OGP Third Action Plan of the Republic of Armenia (2016-2018)

OGP  (2016-2018)

The final version of the third Action Plan of the Republic of Armenia was approved during the session of Government held on 11 August, 2016.

Overall, about 70 proposals were submitted, 8 of which were selected, complying with the OGP principles and format. Each commitment included in the Plan is goal-oriented and selected after comprehensive discussions. 

When developing the OGP Third Action Plan, the Government of the Republic of Armenia was guided by the principle of incorporating relevant commitments aimed at meeting the OGP challenges, OGP principles and the Action Plan development format available at www.opengovpartnership.org, as well as by the Sustainable Development Goals approved by the United Nations Organization and in the National Anti-Corruption Strategy.

A summary on the proposals received and not included in the Plan was prepared, stating the reasons and clarifying why they were not included in the Plan. The summary has been submitted to the members of the working group and posted at www.ogp.am for public access.


The Government of Armenia approved The second program of action in the framework of the Open Government Partnership during the Cabbinet setting held on 31 of July, 2014. Continuing its efforts to ensure the effectiveness of the governance system, from late 2013, the Government of the Republic of Armenia initiated the OGP's second Action Plan (hereinafter the Plan) development process. The Plan was developed on the basis of the fundamental principles of the OGP initiative, as well as lessons learned from the OGP-Armenia first Action plan. The Plan was drawn up based on the recommendations of both the Government and the civil society, including areas such as mining, health, education, local self-government, freedom of information, etc.

The proposals not complying with the OGP values and format are not included in the in the Plan. The proposals requiring development and adoption of new draft laws, as well as making amendments to the existing laws have not been included in the Plan as well, as the laws of the Republic of Armenia are adopted by the RA National Assembly, and the Government cannot guarantee the adoption thereof. Despite that fact, the Government of the Republic of Armenia has expressed its readiness to discuss with the civil society the possible mechanisms of implementation of the proposals not included in the plan beyond the OGP initiative.  

 OGP Second Action Plan of the Republic of Armenia (2014-2016)


OGP First Action Plan of the Republic of Armenia (2014-2016)

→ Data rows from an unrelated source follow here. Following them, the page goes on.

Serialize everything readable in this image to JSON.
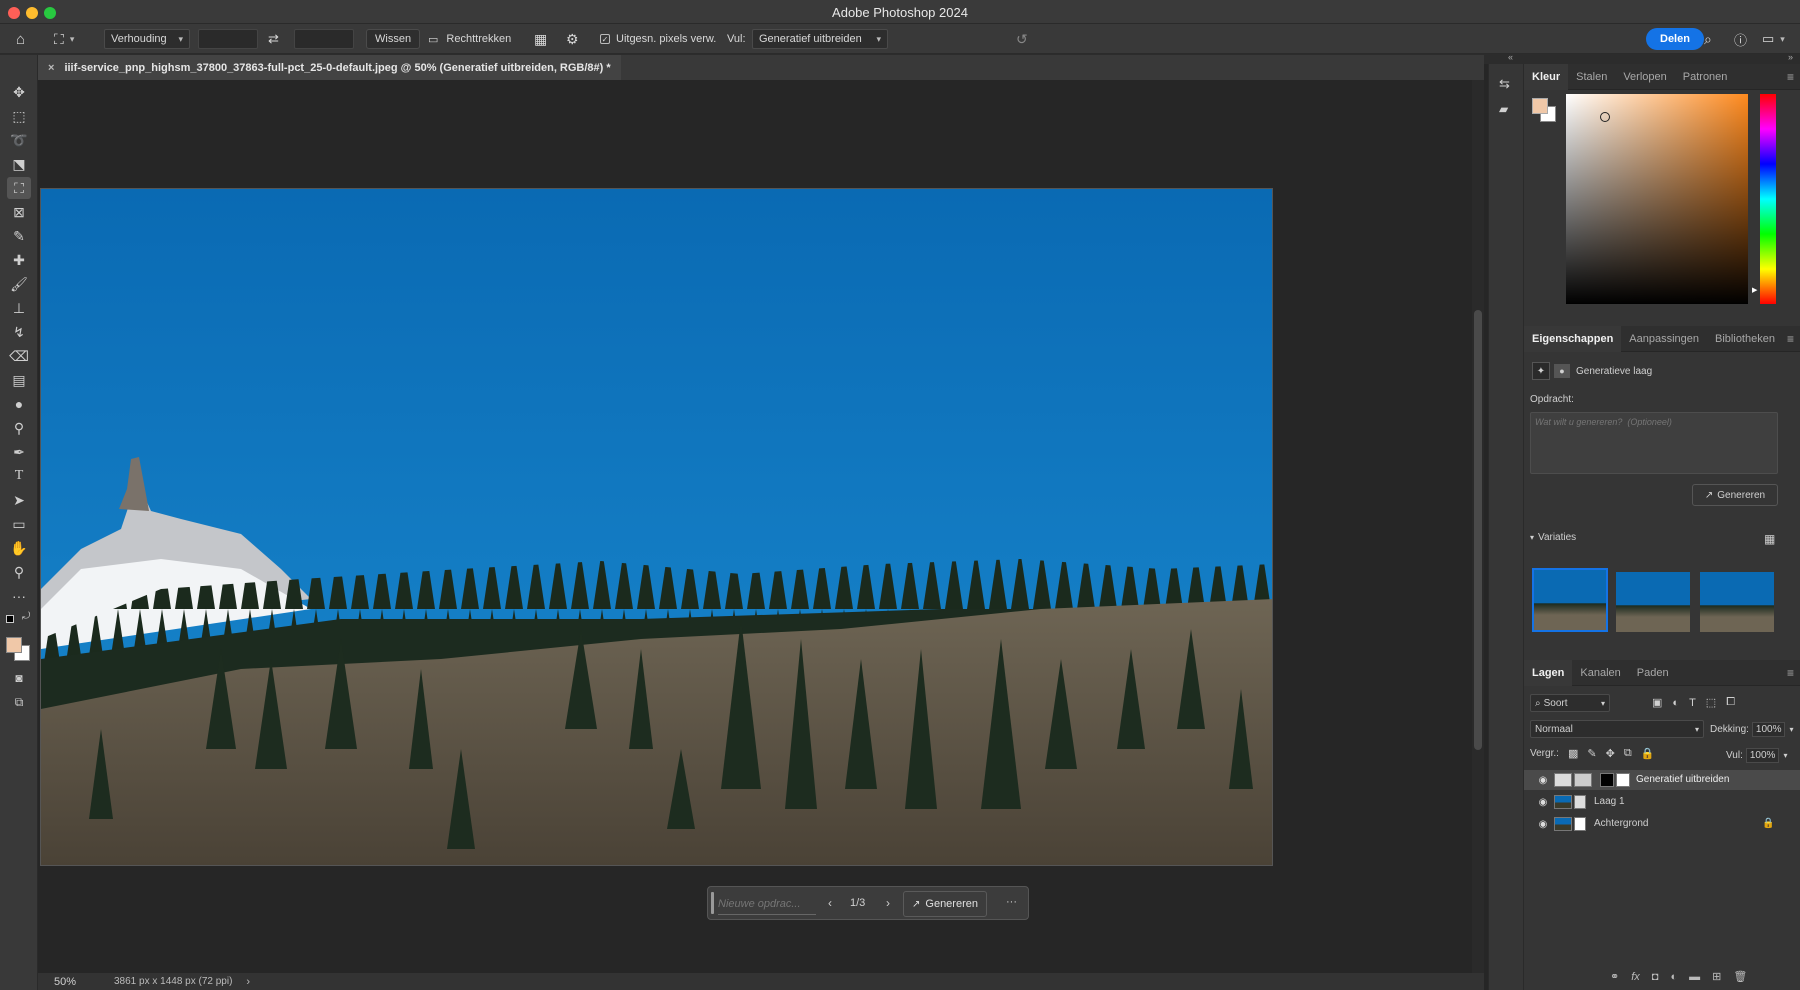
{
  "app_title": "Adobe Photoshop 2024",
  "options_bar": {
    "ratio_select": "Verhouding",
    "clear_label": "Wissen",
    "straighten_label": "Rechttrekken",
    "delete_pixels_label": "Uitgesn. pixels verw.",
    "fill_label": "Vul:",
    "fill_select": "Generatief uitbreiden",
    "share_label": "Delen"
  },
  "document_tab": {
    "title": "iiif-service_pnp_highsm_37800_37863-full-pct_25-0-default.jpeg @ 50% (Generatief uitbreiden, RGB/8#) *",
    "close": "×"
  },
  "status_bar": {
    "zoom": "50%",
    "dimensions": "3861 px x 1448 px (72 ppi)",
    "arrow": "›"
  },
  "gen_bar": {
    "placeholder": "Nieuwe opdrac...",
    "page": "1/3",
    "generate_label": "Genereren",
    "more": "···"
  },
  "color_panel": {
    "tabs": [
      "Kleur",
      "Stalen",
      "Verlopen",
      "Patronen"
    ],
    "foreground_color": "#f0c8a8",
    "hue_color": "#ff8a1e"
  },
  "properties_panel": {
    "tabs": [
      "Eigenschappen",
      "Aanpassingen",
      "Bibliotheken"
    ],
    "layer_type": "Generatieve laag",
    "prompt_label": "Opdracht:",
    "prompt_placeholder": "Wat wilt u genereren?  (Optioneel)",
    "generate_label": "Genereren",
    "variations_label": "Variaties"
  },
  "layers_panel": {
    "tabs": [
      "Lagen",
      "Kanalen",
      "Paden"
    ],
    "filter_label": "Soort",
    "blend_mode": "Normaal",
    "opacity_label": "Dekking:",
    "opacity_value": "100%",
    "lock_label": "Vergr.:",
    "fill_label": "Vul:",
    "fill_value": "100%",
    "layers": [
      {
        "name": "Generatief uitbreiden",
        "selected": true
      },
      {
        "name": "Laag 1",
        "selected": false
      },
      {
        "name": "Achtergrond",
        "selected": false
      }
    ]
  },
  "toolbar_icons": [
    "move-tool",
    "marquee-tool",
    "lasso-tool",
    "object-select-tool",
    "crop-tool",
    "frame-tool",
    "eyedropper-tool",
    "healing-tool",
    "brush-tool",
    "stamp-tool",
    "history-brush-tool",
    "eraser-tool",
    "gradient-tool",
    "blur-tool",
    "dodge-tool",
    "pen-tool",
    "type-tool",
    "path-select-tool",
    "rectangle-tool",
    "hand-tool",
    "zoom-tool",
    "more-tools"
  ],
  "accent_color": "#1473e6"
}
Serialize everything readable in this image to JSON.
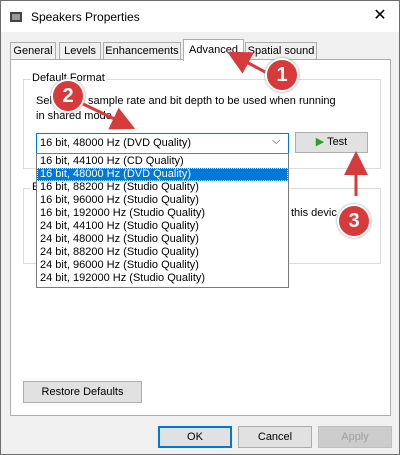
{
  "window": {
    "title": "Speakers Properties",
    "close_glyph": "✕"
  },
  "tabs": [
    {
      "label": "General"
    },
    {
      "label": "Levels"
    },
    {
      "label": "Enhancements"
    },
    {
      "label": "Advanced",
      "active": true
    },
    {
      "label": "Spatial sound"
    }
  ],
  "default_format": {
    "group_label": "Default Format",
    "description_line1": "Select the sample rate and bit depth to be used when running",
    "description_line2": "in shared mode.",
    "selected_value": "16 bit, 48000 Hz (DVD Quality)",
    "test_button_label": "Test",
    "options": [
      "16 bit, 44100 Hz (CD Quality)",
      "16 bit, 48000 Hz (DVD Quality)",
      "16 bit, 88200 Hz (Studio Quality)",
      "16 bit, 96000 Hz (Studio Quality)",
      "16 bit, 192000 Hz (Studio Quality)",
      "24 bit, 44100 Hz (Studio Quality)",
      "24 bit, 48000 Hz (Studio Quality)",
      "24 bit, 88200 Hz (Studio Quality)",
      "24 bit, 96000 Hz (Studio Quality)",
      "24 bit, 192000 Hz (Studio Quality)"
    ],
    "selected_index": 1
  },
  "exclusive_mode": {
    "group_label_partial": "E",
    "text_partial": "this devic"
  },
  "buttons": {
    "restore_defaults": "Restore Defaults",
    "ok": "OK",
    "cancel": "Cancel",
    "apply": "Apply"
  },
  "annotations": [
    {
      "number": "1"
    },
    {
      "number": "2"
    },
    {
      "number": "3"
    }
  ],
  "colors": {
    "accent": "#0078d7",
    "annotation_red": "#d63a3a",
    "play_green": "#2e9d2e"
  },
  "icons": {
    "app_icon": "speaker-icon",
    "test_icon": "play-icon",
    "combo_arrow": "chevron-down-icon"
  }
}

The decision to join the Open Government Partnership initiative reflects Armenia’s commitment to promote greater transparency and accountability in providing public services to its citizens. Consolidating public integrity and effective governance has been a state priority and, over the last decade, the authorities of Armenia have implemented a number of measures in this regard. Back in 2000, the main directions of state anti-corruption policy were outlined for the first time. These included the implementation of an effective and sound personnel policy, ensuring state guarantees for social and legal protection of public servants, declaration of income by high-ranking officials, enforcement of public procurement regulations, business licensing processes and state registration of businesses, as well as efforts to reduce the shadow economy and combat criminalization of the economy.

The reforms in a number of areas (public administration, tax system, banking sector) yielded significant results. In particular, dozens of legal acts with an anti-corruption focus have been adopted, and new measures carrying anti-corruption elements have been implemented. Continuous efforts have been made to increase transparency in specific types of public service, and to promote accountability in public education, foster cooperation with civil society and expand citizen engagement.

With a view to promoting the consolidation of civil society gains and to improving the internal political climate, the Public Council of Armenia was established in June 2008 grounded in the principle of pro bono participation of the civil society, including the representatives of the Armenian Diaspora. At the Public Council, 12 committees with a number of subcommittees and working groups were formed to hold consultations and hearings with regard to problems, laws and decisions that have been the focus of public attention, to undertake expert evaluation of the Armenian laws and other normative acts, as well as to involve citizens and representatives of civic associations and mass media. 



Armenia's commitment to build an open government embraces the grand challenges of effectively managing public resources and increasing public integrity. To address these challenges, the following objectives will be pursued: